* [WHAT IS BEING ASKED]:
Looking only at the lines below that contain "workflow", give the number of them and no other text.

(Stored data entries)
----------

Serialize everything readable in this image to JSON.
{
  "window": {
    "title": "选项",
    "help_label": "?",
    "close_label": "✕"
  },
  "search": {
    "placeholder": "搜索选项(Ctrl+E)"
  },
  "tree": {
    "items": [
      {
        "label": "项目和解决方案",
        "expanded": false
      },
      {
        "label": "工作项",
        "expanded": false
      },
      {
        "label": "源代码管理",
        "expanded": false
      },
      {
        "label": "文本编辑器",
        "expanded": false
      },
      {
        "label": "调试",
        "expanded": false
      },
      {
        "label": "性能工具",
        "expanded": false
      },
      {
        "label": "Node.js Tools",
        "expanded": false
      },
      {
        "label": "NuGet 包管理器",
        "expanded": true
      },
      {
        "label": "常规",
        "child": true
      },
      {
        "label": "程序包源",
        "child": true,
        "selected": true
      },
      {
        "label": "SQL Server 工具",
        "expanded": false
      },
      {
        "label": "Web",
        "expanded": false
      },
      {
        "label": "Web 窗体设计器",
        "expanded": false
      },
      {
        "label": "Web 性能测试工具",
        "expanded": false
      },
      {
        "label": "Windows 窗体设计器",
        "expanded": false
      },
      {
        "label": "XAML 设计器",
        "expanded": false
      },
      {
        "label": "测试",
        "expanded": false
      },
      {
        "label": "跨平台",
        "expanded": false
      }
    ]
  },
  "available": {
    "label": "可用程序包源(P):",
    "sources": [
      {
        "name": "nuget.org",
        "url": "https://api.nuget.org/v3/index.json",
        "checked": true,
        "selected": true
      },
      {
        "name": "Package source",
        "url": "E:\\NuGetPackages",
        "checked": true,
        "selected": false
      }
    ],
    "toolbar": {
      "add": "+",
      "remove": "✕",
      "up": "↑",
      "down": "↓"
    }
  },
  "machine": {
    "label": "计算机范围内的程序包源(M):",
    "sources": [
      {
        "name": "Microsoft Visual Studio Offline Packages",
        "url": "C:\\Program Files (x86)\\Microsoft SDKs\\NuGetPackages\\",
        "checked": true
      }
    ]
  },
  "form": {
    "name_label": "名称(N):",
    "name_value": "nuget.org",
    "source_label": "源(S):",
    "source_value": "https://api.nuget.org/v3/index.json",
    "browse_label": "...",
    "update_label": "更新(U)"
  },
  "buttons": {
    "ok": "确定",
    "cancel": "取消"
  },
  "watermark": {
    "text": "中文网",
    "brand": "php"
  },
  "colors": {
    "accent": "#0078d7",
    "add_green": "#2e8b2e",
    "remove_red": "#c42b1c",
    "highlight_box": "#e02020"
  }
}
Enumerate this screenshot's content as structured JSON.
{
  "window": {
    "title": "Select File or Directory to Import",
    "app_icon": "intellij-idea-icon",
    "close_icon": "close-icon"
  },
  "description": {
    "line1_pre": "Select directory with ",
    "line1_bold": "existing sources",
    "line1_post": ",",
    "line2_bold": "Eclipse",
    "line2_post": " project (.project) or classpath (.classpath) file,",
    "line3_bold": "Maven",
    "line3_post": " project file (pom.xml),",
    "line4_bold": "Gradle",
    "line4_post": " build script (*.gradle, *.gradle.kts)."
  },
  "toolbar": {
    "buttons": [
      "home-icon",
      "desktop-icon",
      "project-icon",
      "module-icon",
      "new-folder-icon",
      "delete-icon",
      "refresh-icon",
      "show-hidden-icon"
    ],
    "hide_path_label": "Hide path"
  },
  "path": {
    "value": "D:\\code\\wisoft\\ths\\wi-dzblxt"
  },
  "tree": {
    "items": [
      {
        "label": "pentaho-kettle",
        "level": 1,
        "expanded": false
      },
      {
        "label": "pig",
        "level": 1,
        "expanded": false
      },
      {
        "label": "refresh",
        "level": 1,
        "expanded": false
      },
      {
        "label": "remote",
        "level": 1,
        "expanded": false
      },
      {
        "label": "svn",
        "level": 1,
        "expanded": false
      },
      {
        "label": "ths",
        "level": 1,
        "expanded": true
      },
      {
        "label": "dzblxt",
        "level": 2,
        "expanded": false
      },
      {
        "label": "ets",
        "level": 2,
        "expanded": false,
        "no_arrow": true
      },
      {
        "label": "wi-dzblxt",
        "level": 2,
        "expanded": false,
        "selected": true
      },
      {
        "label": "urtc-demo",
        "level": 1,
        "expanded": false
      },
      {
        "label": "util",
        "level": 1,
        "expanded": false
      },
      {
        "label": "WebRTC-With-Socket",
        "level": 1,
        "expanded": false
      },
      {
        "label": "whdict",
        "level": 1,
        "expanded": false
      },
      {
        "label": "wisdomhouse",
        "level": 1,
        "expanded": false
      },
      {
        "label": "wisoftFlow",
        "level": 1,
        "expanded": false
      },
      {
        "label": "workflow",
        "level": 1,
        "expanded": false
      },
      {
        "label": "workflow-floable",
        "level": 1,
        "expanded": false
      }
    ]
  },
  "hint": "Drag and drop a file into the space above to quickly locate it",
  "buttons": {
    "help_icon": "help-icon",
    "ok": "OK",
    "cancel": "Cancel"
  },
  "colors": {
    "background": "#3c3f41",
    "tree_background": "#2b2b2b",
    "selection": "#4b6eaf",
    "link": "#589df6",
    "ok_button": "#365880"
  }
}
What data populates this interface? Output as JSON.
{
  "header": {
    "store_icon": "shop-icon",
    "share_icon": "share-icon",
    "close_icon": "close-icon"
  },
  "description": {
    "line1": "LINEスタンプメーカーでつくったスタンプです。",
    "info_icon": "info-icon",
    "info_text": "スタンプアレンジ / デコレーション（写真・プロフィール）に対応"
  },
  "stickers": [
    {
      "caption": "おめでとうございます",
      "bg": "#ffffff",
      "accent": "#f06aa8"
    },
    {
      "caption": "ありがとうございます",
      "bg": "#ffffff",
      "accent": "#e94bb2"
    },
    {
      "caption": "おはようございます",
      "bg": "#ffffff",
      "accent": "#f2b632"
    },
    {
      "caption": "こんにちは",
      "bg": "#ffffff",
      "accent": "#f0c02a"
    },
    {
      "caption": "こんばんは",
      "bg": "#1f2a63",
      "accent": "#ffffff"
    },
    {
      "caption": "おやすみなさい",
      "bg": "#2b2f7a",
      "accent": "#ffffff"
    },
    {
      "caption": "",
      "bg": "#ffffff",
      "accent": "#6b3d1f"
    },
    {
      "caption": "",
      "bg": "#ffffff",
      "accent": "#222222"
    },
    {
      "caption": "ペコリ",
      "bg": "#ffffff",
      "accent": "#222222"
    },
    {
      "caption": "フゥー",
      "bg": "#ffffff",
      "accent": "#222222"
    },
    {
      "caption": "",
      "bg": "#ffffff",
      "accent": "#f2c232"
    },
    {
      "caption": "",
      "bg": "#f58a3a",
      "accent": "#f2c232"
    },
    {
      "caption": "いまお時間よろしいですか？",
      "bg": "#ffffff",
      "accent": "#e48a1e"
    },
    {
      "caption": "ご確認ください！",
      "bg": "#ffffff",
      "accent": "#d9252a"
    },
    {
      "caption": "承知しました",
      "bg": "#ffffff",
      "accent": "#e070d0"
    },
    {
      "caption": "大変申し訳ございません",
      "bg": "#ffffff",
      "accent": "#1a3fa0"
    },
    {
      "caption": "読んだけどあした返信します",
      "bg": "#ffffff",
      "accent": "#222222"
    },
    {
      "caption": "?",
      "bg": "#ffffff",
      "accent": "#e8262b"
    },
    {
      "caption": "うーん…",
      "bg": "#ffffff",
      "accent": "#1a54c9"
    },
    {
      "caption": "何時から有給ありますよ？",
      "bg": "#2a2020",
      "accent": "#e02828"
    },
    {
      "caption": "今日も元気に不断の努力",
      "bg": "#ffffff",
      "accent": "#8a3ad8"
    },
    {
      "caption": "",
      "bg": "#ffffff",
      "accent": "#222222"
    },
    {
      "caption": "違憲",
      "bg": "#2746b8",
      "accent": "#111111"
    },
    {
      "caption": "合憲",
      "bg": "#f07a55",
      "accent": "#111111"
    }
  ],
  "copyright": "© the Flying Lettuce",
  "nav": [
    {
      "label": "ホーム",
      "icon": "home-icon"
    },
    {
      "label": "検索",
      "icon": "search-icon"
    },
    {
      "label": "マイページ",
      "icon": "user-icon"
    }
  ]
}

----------

* [TASK OUTPUT]:
2